Web page and app entries:
↓↓↓
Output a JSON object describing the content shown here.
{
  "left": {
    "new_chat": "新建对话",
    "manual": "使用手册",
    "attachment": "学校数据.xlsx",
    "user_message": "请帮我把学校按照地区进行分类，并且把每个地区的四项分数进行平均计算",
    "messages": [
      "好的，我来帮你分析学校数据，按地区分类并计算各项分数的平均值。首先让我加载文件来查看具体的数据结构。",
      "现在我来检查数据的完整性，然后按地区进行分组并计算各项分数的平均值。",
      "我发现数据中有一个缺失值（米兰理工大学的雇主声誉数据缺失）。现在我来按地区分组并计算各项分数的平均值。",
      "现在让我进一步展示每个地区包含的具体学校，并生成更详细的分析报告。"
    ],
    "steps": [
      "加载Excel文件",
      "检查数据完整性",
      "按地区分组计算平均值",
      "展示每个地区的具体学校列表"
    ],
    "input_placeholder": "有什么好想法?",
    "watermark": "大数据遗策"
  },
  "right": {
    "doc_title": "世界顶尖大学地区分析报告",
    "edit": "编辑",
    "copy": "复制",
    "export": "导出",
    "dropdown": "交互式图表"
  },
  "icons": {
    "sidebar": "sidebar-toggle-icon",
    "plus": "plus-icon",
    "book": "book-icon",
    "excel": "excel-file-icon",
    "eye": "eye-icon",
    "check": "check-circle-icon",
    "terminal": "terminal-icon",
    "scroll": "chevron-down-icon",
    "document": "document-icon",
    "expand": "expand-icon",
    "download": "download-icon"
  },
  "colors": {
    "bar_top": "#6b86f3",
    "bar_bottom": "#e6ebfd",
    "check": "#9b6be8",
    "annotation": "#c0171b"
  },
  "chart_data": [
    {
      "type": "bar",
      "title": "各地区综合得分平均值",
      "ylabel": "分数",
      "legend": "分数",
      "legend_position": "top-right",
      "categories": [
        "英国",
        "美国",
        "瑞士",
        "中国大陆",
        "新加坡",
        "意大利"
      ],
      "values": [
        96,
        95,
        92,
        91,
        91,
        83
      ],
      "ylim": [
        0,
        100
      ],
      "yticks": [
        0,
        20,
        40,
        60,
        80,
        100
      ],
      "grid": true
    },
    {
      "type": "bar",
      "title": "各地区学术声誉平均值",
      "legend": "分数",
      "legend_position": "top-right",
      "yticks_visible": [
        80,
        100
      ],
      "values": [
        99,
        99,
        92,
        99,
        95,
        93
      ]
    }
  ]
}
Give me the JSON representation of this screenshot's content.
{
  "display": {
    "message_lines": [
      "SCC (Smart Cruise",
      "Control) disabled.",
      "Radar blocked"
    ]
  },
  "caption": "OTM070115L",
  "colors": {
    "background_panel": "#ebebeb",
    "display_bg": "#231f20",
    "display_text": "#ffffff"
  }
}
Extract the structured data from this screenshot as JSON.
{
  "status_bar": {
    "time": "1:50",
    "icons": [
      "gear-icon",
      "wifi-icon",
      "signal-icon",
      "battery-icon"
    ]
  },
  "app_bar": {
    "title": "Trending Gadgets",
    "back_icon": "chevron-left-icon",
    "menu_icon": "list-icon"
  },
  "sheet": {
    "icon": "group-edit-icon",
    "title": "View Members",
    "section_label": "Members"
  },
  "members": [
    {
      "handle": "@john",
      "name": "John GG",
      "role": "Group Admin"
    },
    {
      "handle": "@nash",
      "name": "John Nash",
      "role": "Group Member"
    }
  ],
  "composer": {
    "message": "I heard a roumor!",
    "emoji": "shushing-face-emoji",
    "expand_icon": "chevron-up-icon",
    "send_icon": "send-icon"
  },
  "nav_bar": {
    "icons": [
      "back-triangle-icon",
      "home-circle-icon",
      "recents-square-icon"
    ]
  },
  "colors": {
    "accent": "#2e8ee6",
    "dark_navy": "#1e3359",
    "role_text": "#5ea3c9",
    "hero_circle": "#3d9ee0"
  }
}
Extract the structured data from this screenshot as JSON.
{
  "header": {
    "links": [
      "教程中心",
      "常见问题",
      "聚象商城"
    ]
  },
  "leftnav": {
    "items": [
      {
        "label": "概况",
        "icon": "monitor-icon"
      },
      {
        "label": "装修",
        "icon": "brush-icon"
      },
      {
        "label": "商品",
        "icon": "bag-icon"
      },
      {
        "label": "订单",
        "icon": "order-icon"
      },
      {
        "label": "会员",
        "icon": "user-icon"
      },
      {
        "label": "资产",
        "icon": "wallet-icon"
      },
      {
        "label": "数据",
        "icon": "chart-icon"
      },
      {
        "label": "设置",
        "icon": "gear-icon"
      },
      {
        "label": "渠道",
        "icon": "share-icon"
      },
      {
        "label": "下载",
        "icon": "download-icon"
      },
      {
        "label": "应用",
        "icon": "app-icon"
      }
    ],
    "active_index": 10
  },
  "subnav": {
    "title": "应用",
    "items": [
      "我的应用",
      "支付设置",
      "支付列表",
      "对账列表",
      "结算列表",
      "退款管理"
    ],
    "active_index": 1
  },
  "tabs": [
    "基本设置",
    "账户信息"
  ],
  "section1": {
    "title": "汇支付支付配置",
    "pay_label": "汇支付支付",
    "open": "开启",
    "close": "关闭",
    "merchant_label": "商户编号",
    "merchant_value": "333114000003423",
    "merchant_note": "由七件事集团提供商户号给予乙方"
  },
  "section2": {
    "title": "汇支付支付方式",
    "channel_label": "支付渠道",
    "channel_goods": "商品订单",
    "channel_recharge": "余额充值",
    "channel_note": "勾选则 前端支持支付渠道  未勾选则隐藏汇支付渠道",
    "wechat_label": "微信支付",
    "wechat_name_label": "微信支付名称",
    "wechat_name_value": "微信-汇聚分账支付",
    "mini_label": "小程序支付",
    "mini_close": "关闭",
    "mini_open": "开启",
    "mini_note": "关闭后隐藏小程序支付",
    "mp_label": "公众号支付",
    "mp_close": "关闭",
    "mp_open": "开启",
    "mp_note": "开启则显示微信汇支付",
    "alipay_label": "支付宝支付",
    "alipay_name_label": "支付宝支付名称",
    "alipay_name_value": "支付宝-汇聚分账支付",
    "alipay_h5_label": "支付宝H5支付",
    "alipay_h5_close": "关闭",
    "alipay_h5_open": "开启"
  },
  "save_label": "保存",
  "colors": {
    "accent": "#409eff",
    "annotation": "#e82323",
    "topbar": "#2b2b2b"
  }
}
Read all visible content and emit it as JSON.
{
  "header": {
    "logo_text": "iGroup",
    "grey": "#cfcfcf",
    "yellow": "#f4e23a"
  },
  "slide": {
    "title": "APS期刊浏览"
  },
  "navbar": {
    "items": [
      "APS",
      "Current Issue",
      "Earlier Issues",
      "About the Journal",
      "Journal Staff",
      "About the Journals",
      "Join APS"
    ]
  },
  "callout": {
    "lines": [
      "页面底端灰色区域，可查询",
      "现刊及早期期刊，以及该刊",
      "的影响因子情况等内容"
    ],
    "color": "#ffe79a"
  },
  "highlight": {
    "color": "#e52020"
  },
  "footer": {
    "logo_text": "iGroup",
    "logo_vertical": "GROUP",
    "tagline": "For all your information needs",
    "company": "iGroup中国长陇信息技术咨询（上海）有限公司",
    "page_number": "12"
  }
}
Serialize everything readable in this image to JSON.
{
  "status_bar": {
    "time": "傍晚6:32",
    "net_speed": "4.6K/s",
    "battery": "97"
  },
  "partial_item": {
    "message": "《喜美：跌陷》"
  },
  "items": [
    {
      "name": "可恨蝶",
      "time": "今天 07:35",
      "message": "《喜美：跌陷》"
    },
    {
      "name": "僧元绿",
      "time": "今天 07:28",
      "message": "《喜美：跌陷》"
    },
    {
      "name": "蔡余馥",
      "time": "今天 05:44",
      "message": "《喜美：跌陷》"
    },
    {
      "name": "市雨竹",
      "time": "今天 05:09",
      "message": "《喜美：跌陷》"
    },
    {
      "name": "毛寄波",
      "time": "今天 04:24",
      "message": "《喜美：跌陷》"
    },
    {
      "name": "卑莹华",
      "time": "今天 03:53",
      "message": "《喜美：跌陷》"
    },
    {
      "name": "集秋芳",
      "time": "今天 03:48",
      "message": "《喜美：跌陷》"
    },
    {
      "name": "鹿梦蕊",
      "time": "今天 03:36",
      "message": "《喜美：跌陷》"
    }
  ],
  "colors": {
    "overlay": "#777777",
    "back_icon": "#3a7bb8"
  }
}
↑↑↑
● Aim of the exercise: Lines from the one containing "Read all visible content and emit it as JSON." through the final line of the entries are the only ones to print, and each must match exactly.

● Solution for this problem:
Read all visible content and emit it as JSON.
{
  "header": {
    "logo_text": "iGroup",
    "grey": "#cfcfcf",
    "yellow": "#f4e23a"
  },
  "slide": {
    "title": "APS期刊浏览"
  },
  "navbar": {
    "items": [
      "APS",
      "Current Issue",
      "Earlier Issues",
      "About the Journal",
      "Journal Staff",
      "About the Journals",
      "Join APS"
    ]
  },
  "callout": {
    "lines": [
      "页面底端灰色区域，可查询",
      "现刊及早期期刊，以及该刊",
      "的影响因子情况等内容"
    ],
    "color": "#ffe79a"
  },
  "highlight": {
    "color": "#e52020"
  },
  "footer": {
    "logo_text": "iGroup",
    "logo_vertical": "GROUP",
    "tagline": "For all your information needs",
    "company": "iGroup中国长陇信息技术咨询（上海）有限公司",
    "page_number": "12"
  }
}
Serialize everything readable in this image to JSON.
{
  "status_bar": {
    "time": "傍晚6:32",
    "net_speed": "4.6K/s",
    "battery": "97"
  },
  "partial_item": {
    "message": "《喜美：跌陷》"
  },
  "items": [
    {
      "name": "可恨蝶",
      "time": "今天 07:35",
      "message": "《喜美：跌陷》"
    },
    {
      "name": "僧元绿",
      "time": "今天 07:28",
      "message": "《喜美：跌陷》"
    },
    {
      "name": "蔡余馥",
      "time": "今天 05:44",
      "message": "《喜美：跌陷》"
    },
    {
      "name": "市雨竹",
      "time": "今天 05:09",
      "message": "《喜美：跌陷》"
    },
    {
      "name": "毛寄波",
      "time": "今天 04:24",
      "message": "《喜美：跌陷》"
    },
    {
      "name": "卑莹华",
      "time": "今天 03:53",
      "message": "《喜美：跌陷》"
    },
    {
      "name": "集秋芳",
      "time": "今天 03:48",
      "message": "《喜美：跌陷》"
    },
    {
      "name": "鹿梦蕊",
      "time": "今天 03:36",
      "message": "《喜美：跌陷》"
    }
  ],
  "colors": {
    "overlay": "#777777",
    "back_icon": "#3a7bb8"
  }
}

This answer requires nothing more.